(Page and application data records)

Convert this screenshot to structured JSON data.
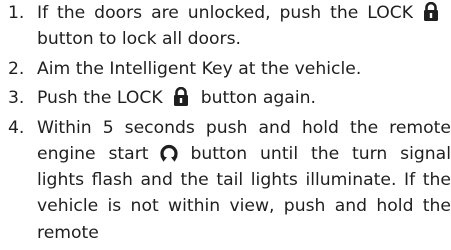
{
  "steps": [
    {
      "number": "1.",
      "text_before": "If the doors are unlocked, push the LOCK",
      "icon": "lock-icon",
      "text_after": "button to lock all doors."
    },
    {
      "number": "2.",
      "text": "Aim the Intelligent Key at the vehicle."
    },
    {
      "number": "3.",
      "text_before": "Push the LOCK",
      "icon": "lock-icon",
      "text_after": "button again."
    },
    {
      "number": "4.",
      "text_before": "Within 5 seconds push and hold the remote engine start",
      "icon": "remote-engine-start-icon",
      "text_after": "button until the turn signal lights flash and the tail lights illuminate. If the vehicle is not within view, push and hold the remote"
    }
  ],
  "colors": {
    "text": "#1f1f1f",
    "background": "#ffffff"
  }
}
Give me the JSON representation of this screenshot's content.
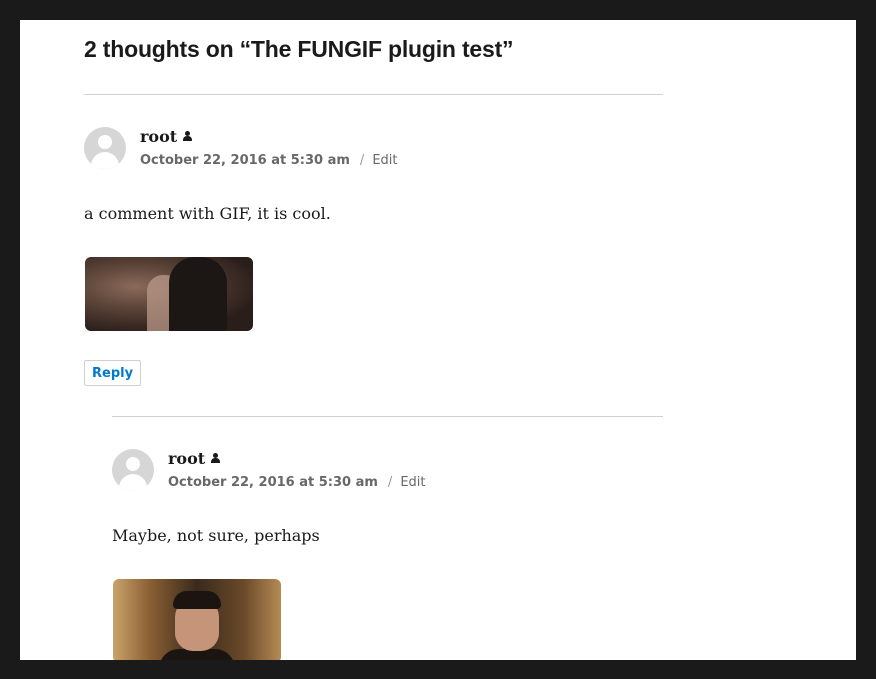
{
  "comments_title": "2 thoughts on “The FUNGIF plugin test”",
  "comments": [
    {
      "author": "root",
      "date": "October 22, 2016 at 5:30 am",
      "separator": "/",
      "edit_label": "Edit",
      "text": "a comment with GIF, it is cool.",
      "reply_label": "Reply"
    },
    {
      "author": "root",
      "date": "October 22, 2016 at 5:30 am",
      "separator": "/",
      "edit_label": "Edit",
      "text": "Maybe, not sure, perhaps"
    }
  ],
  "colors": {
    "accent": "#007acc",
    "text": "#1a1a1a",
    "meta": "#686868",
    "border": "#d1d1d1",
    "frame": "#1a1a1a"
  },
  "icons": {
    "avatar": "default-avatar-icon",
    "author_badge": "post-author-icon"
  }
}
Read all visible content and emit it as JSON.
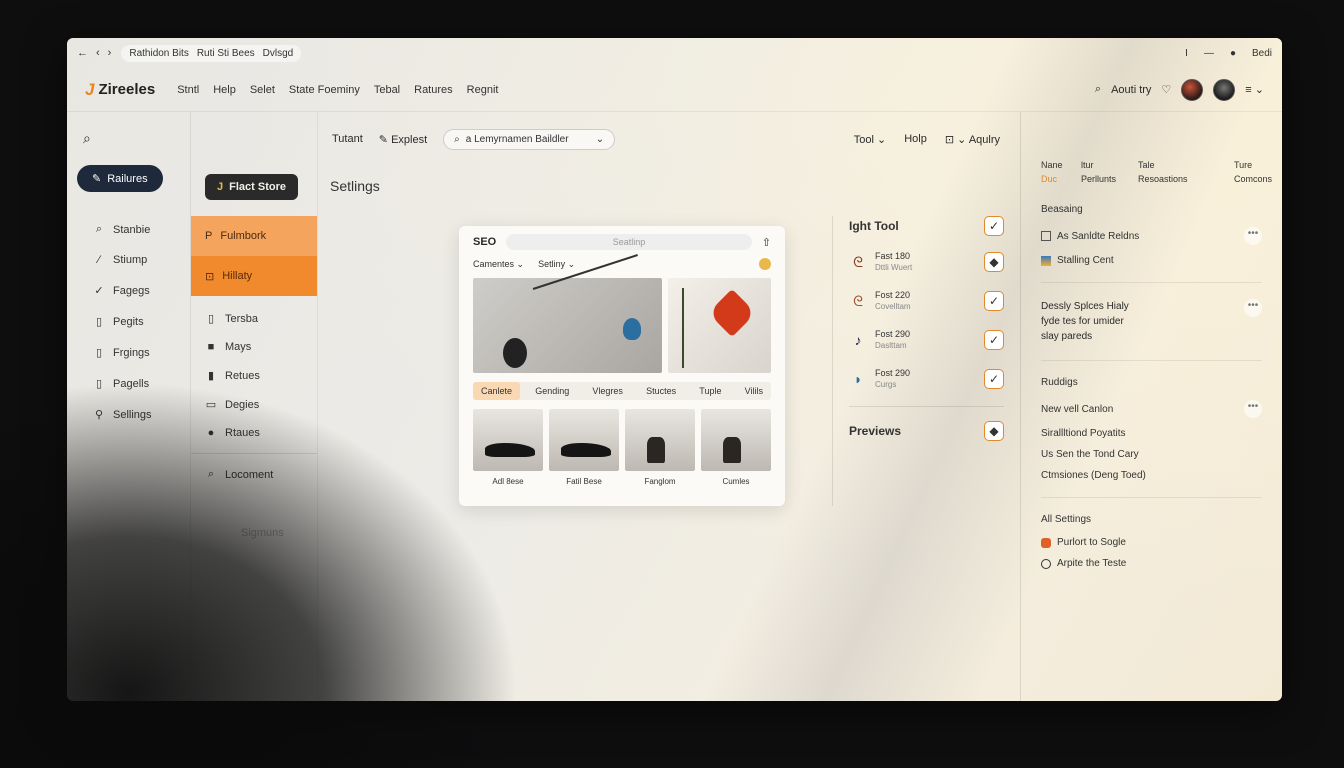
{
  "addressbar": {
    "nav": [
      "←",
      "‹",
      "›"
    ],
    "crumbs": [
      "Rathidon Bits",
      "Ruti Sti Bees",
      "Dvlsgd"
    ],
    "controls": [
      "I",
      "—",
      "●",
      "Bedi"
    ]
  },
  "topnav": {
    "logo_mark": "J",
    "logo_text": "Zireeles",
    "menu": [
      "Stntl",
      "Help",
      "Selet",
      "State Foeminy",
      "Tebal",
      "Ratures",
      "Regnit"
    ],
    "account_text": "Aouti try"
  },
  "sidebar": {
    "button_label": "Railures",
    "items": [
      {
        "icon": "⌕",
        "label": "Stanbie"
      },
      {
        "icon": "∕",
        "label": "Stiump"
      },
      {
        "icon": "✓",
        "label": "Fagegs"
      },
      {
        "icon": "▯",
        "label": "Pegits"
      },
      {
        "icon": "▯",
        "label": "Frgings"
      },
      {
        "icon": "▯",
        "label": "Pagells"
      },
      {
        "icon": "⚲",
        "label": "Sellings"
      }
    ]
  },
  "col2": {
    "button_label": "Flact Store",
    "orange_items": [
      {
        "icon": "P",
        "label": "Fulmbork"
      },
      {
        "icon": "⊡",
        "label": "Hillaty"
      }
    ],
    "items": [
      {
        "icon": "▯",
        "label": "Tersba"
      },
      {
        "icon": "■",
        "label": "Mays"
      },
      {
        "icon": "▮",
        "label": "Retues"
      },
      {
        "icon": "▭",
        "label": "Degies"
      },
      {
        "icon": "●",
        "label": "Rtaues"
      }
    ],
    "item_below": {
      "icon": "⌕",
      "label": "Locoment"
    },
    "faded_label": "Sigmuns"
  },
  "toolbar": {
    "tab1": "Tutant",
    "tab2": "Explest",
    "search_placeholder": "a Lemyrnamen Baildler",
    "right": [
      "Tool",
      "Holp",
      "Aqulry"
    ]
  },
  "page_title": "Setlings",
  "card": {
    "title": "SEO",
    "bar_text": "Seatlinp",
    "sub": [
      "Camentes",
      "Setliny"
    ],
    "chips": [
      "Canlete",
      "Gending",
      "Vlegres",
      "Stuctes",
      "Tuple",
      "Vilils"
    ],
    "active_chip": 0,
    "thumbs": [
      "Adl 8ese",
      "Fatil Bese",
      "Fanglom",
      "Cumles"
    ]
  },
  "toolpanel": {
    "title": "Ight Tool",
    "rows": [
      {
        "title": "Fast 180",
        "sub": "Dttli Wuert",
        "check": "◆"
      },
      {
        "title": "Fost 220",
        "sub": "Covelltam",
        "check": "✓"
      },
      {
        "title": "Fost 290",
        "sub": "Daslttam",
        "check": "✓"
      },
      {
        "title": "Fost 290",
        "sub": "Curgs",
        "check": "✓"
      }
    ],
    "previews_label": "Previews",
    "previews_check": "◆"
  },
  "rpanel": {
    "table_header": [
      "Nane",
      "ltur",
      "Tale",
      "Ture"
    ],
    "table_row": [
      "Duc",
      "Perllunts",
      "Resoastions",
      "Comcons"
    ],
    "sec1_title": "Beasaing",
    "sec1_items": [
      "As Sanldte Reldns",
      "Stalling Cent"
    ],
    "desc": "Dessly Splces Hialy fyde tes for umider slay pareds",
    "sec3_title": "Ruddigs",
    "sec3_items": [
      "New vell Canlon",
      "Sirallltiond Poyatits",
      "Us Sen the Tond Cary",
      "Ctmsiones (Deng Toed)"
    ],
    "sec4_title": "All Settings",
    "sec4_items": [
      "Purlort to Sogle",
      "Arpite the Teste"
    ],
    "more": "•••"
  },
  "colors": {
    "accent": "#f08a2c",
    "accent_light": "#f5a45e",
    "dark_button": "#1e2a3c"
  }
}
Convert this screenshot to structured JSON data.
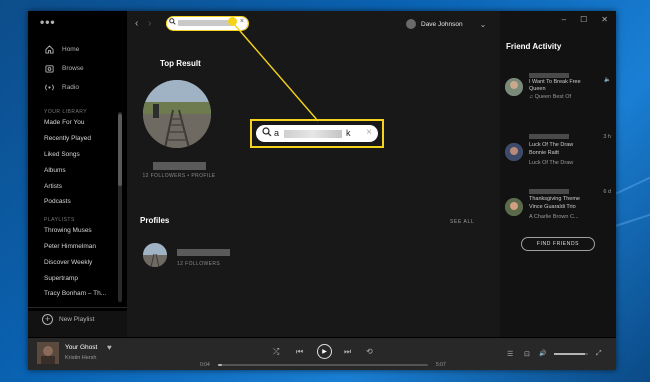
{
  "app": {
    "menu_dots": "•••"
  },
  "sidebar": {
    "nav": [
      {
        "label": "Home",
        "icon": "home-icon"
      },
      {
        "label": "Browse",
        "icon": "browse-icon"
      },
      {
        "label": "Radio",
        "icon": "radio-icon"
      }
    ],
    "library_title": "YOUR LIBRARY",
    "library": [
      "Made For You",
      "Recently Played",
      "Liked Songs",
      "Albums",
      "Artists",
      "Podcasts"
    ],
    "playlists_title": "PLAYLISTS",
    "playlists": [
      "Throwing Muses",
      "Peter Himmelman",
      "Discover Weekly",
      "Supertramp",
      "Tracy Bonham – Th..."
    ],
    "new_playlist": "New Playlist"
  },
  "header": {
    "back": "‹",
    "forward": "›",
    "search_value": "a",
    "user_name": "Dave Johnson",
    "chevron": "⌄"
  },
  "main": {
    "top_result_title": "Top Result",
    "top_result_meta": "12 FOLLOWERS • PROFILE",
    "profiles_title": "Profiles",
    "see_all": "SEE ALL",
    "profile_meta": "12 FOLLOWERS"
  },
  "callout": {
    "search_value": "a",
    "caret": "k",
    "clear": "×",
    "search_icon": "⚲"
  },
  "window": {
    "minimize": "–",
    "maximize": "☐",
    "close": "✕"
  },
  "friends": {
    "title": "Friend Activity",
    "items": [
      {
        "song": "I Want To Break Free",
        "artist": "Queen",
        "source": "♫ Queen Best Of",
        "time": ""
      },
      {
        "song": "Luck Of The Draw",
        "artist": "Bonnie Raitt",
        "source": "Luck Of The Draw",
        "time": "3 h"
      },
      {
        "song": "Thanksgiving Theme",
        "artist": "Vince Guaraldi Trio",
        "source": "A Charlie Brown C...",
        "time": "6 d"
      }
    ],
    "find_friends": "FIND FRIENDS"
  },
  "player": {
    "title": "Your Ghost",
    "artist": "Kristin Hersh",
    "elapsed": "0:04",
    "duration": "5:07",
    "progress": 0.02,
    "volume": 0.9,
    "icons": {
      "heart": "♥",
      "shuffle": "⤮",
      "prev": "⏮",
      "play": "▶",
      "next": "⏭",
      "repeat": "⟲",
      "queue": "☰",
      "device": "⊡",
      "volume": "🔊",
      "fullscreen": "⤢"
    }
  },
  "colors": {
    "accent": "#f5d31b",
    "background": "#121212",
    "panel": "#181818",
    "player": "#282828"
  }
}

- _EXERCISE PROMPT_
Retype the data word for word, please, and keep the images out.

- _EXERCISE ANSWER_
Convert this screenshot to structured JSON data.
{
  "steps": [
    {
      "number": "1.",
      "text_before": "If the doors are unlocked, push the LOCK",
      "icon": "lock-icon",
      "text_after": "button to lock all doors."
    },
    {
      "number": "2.",
      "text": "Aim the Intelligent Key at the vehicle."
    },
    {
      "number": "3.",
      "text_before": "Push the LOCK",
      "icon": "lock-icon",
      "text_after": "button again."
    },
    {
      "number": "4.",
      "text_before": "Within 5 seconds push and hold the remote engine start",
      "icon": "remote-engine-start-icon",
      "text_after": "button until the turn signal lights flash and the tail lights illuminate. If the vehicle is not within view, push and hold the remote"
    }
  ],
  "colors": {
    "text": "#1f1f1f",
    "background": "#ffffff"
  }
}
Give me the JSON representation of this screenshot's content.
{
  "comments_title": "2 thoughts on “The FUNGIF plugin test”",
  "comments": [
    {
      "author": "root",
      "date": "October 22, 2016 at 5:30 am",
      "separator": "/",
      "edit_label": "Edit",
      "text": "a comment with GIF, it is cool.",
      "reply_label": "Reply"
    },
    {
      "author": "root",
      "date": "October 22, 2016 at 5:30 am",
      "separator": "/",
      "edit_label": "Edit",
      "text": "Maybe, not sure, perhaps"
    }
  ],
  "colors": {
    "accent": "#007acc",
    "text": "#1a1a1a",
    "meta": "#686868",
    "border": "#d1d1d1",
    "frame": "#1a1a1a"
  },
  "icons": {
    "avatar": "default-avatar-icon",
    "author_badge": "post-author-icon"
  }
}
Read all visible content and emit it as JSON.
{
  "addressbar": {
    "nav": [
      "←",
      "‹",
      "›"
    ],
    "crumbs": [
      "Rathidon Bits",
      "Ruti Sti Bees",
      "Dvlsgd"
    ],
    "controls": [
      "I",
      "—",
      "●",
      "Bedi"
    ]
  },
  "topnav": {
    "logo_mark": "J",
    "logo_text": "Zireeles",
    "menu": [
      "Stntl",
      "Help",
      "Selet",
      "State Foeminy",
      "Tebal",
      "Ratures",
      "Regnit"
    ],
    "account_text": "Aouti try"
  },
  "sidebar": {
    "button_label": "Railures",
    "items": [
      {
        "icon": "⌕",
        "label": "Stanbie"
      },
      {
        "icon": "∕",
        "label": "Stiump"
      },
      {
        "icon": "✓",
        "label": "Fagegs"
      },
      {
        "icon": "▯",
        "label": "Pegits"
      },
      {
        "icon": "▯",
        "label": "Frgings"
      },
      {
        "icon": "▯",
        "label": "Pagells"
      },
      {
        "icon": "⚲",
        "label": "Sellings"
      }
    ]
  },
  "col2": {
    "button_label": "Flact Store",
    "orange_items": [
      {
        "icon": "P",
        "label": "Fulmbork"
      },
      {
        "icon": "⊡",
        "label": "Hillaty"
      }
    ],
    "items": [
      {
        "icon": "▯",
        "label": "Tersba"
      },
      {
        "icon": "■",
        "label": "Mays"
      },
      {
        "icon": "▮",
        "label": "Retues"
      },
      {
        "icon": "▭",
        "label": "Degies"
      },
      {
        "icon": "●",
        "label": "Rtaues"
      }
    ],
    "item_below": {
      "icon": "⌕",
      "label": "Locoment"
    },
    "faded_label": "Sigmuns"
  },
  "toolbar": {
    "tab1": "Tutant",
    "tab2": "Explest",
    "search_placeholder": "a Lemyrnamen Baildler",
    "right": [
      "Tool",
      "Holp",
      "Aqulry"
    ]
  },
  "page_title": "Setlings",
  "card": {
    "title": "SEO",
    "bar_text": "Seatlinp",
    "sub": [
      "Camentes",
      "Setliny"
    ],
    "chips": [
      "Canlete",
      "Gending",
      "Vlegres",
      "Stuctes",
      "Tuple",
      "Vilils"
    ],
    "active_chip": 0,
    "thumbs": [
      "Adl 8ese",
      "Fatil Bese",
      "Fanglom",
      "Cumles"
    ]
  },
  "toolpanel": {
    "title": "Ight Tool",
    "rows": [
      {
        "title": "Fast 180",
        "sub": "Dttli Wuert",
        "check": "◆"
      },
      {
        "title": "Fost 220",
        "sub": "Covelltam",
        "check": "✓"
      },
      {
        "title": "Fost 290",
        "sub": "Daslttam",
        "check": "✓"
      },
      {
        "title": "Fost 290",
        "sub": "Curgs",
        "check": "✓"
      }
    ],
    "previews_label": "Previews",
    "previews_check": "◆"
  },
  "rpanel": {
    "table_header": [
      "Nane",
      "ltur",
      "Tale",
      "Ture"
    ],
    "table_row": [
      "Duc",
      "Perllunts",
      "Resoastions",
      "Comcons"
    ],
    "sec1_title": "Beasaing",
    "sec1_items": [
      "As Sanldte Reldns",
      "Stalling Cent"
    ],
    "desc": "Dessly Splces Hialy fyde tes for umider slay pareds",
    "sec3_title": "Ruddigs",
    "sec3_items": [
      "New vell Canlon",
      "Sirallltiond Poyatits",
      "Us Sen the Tond Cary",
      "Ctmsiones (Deng Toed)"
    ],
    "sec4_title": "All Settings",
    "sec4_items": [
      "Purlort to Sogle",
      "Arpite the Teste"
    ],
    "more": "•••"
  },
  "colors": {
    "accent": "#f08a2c",
    "accent_light": "#f5a45e",
    "dark_button": "#1e2a3c"
  }
}
Convert this screenshot to structured JSON data.
{
  "app": {
    "menu_dots": "•••"
  },
  "sidebar": {
    "nav": [
      {
        "label": "Home",
        "icon": "home-icon"
      },
      {
        "label": "Browse",
        "icon": "browse-icon"
      },
      {
        "label": "Radio",
        "icon": "radio-icon"
      }
    ],
    "library_title": "YOUR LIBRARY",
    "library": [
      "Made For You",
      "Recently Played",
      "Liked Songs",
      "Albums",
      "Artists",
      "Podcasts"
    ],
    "playlists_title": "PLAYLISTS",
    "playlists": [
      "Throwing Muses",
      "Peter Himmelman",
      "Discover Weekly",
      "Supertramp",
      "Tracy Bonham – Th..."
    ],
    "new_playlist": "New Playlist"
  },
  "header": {
    "back": "‹",
    "forward": "›",
    "search_value": "a",
    "user_name": "Dave Johnson",
    "chevron": "⌄"
  },
  "main": {
    "top_result_title": "Top Result",
    "top_result_meta": "12 FOLLOWERS • PROFILE",
    "profiles_title": "Profiles",
    "see_all": "SEE ALL",
    "profile_meta": "12 FOLLOWERS"
  },
  "callout": {
    "search_value": "a",
    "caret": "k",
    "clear": "×",
    "search_icon": "⚲"
  },
  "window": {
    "minimize": "–",
    "maximize": "☐",
    "close": "✕"
  },
  "friends": {
    "title": "Friend Activity",
    "items": [
      {
        "song": "I Want To Break Free",
        "artist": "Queen",
        "source": "♫ Queen Best Of",
        "time": ""
      },
      {
        "song": "Luck Of The Draw",
        "artist": "Bonnie Raitt",
        "source": "Luck Of The Draw",
        "time": "3 h"
      },
      {
        "song": "Thanksgiving Theme",
        "artist": "Vince Guaraldi Trio",
        "source": "A Charlie Brown C...",
        "time": "6 d"
      }
    ],
    "find_friends": "FIND FRIENDS"
  },
  "player": {
    "title": "Your Ghost",
    "artist": "Kristin Hersh",
    "elapsed": "0:04",
    "duration": "5:07",
    "progress": 0.02,
    "volume": 0.9,
    "icons": {
      "heart": "♥",
      "shuffle": "⤮",
      "prev": "⏮",
      "play": "▶",
      "next": "⏭",
      "repeat": "⟲",
      "queue": "☰",
      "device": "⊡",
      "volume": "🔊",
      "fullscreen": "⤢"
    }
  },
  "colors": {
    "accent": "#f5d31b",
    "background": "#121212",
    "panel": "#181818",
    "player": "#282828"
  }
}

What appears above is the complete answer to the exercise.